Reproduce the records below exactly as shown.

**Data shown:**
Segment Open
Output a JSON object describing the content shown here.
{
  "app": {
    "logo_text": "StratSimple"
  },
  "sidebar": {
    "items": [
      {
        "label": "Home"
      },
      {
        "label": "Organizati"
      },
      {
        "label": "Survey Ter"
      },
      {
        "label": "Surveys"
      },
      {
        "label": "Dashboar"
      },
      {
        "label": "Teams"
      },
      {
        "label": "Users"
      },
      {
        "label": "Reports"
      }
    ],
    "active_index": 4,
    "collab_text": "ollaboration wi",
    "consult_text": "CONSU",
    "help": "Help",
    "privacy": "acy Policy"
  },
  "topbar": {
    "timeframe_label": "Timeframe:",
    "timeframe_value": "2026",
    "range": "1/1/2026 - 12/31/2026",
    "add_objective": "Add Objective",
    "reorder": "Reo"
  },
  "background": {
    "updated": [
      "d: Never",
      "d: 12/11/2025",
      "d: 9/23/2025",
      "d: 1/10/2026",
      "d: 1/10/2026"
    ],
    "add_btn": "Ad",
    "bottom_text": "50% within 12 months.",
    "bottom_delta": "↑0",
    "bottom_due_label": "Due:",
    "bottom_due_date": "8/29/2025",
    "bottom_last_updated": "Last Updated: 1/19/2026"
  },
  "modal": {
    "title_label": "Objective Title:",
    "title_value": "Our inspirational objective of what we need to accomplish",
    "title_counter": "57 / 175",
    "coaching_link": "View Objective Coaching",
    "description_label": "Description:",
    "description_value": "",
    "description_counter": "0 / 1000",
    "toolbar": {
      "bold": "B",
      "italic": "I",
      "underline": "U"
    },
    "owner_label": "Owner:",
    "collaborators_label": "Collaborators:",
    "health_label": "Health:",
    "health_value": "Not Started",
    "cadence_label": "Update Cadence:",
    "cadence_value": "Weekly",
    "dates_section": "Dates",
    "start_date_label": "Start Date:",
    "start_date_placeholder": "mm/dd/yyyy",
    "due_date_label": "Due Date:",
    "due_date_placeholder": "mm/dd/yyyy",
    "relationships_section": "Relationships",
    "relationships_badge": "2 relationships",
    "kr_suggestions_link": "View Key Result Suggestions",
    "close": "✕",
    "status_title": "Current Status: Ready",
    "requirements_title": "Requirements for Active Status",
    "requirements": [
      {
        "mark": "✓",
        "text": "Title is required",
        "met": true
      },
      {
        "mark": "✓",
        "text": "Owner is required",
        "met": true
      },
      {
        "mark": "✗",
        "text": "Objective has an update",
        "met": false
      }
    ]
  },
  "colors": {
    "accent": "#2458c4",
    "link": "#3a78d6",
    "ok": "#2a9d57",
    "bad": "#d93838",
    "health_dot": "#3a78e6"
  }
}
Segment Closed
**Task answer:**
Output a JSON object describing the content shown here.
{
  "app": {
    "logo_text": "StratSimple"
  },
  "sidebar": {
    "items": [
      {
        "label": "Home"
      },
      {
        "label": "Organizati"
      },
      {
        "label": "Survey Ter"
      },
      {
        "label": "Surveys"
      },
      {
        "label": "Dashboar"
      },
      {
        "label": "Teams"
      },
      {
        "label": "Users"
      },
      {
        "label": "Reports"
      }
    ],
    "active_index": 4,
    "collab_text": "ollaboration wi",
    "consult_text": "CONSU",
    "help": "Help",
    "privacy": "acy Policy"
  },
  "topbar": {
    "timeframe_label": "Timeframe:",
    "timeframe_value": "2026",
    "range": "1/1/2026 - 12/31/2026",
    "add_objective": "Add Objective",
    "reorder": "Reo"
  },
  "background": {
    "updated": [
      "d: Never",
      "d: 12/11/2025",
      "d: 9/23/2025",
      "d: 1/10/2026",
      "d: 1/10/2026"
    ],
    "add_btn": "Ad",
    "bottom_text": "50% within 12 months.",
    "bottom_delta": "↑0",
    "bottom_due_label": "Due:",
    "bottom_due_date": "8/29/2025",
    "bottom_last_updated": "Last Updated: 1/19/2026"
  },
  "modal": {
    "title_label": "Objective Title:",
    "title_value": "Our inspirational objective of what we need to accomplish",
    "title_counter": "57 / 175",
    "coaching_link": "View Objective Coaching",
    "description_label": "Description:",
    "description_value": "",
    "description_counter": "0 / 1000",
    "toolbar": {
      "bold": "B",
      "italic": "I",
      "underline": "U"
    },
    "owner_label": "Owner:",
    "collaborators_label": "Collaborators:",
    "health_label": "Health:",
    "health_value": "Not Started",
    "cadence_label": "Update Cadence:",
    "cadence_value": "Weekly",
    "dates_section": "Dates",
    "start_date_label": "Start Date:",
    "start_date_placeholder": "mm/dd/yyyy",
    "due_date_label": "Due Date:",
    "due_date_placeholder": "mm/dd/yyyy",
    "relationships_section": "Relationships",
    "relationships_badge": "2 relationships",
    "kr_suggestions_link": "View Key Result Suggestions",
    "close": "✕",
    "status_title": "Current Status: Ready",
    "requirements_title": "Requirements for Active Status",
    "requirements": [
      {
        "mark": "✓",
        "text": "Title is required",
        "met": true
      },
      {
        "mark": "✓",
        "text": "Owner is required",
        "met": true
      },
      {
        "mark": "✗",
        "text": "Objective has an update",
        "met": false
      }
    ]
  },
  "colors": {
    "accent": "#2458c4",
    "link": "#3a78d6",
    "ok": "#2a9d57",
    "bad": "#d93838",
    "health_dot": "#3a78e6"
  }
}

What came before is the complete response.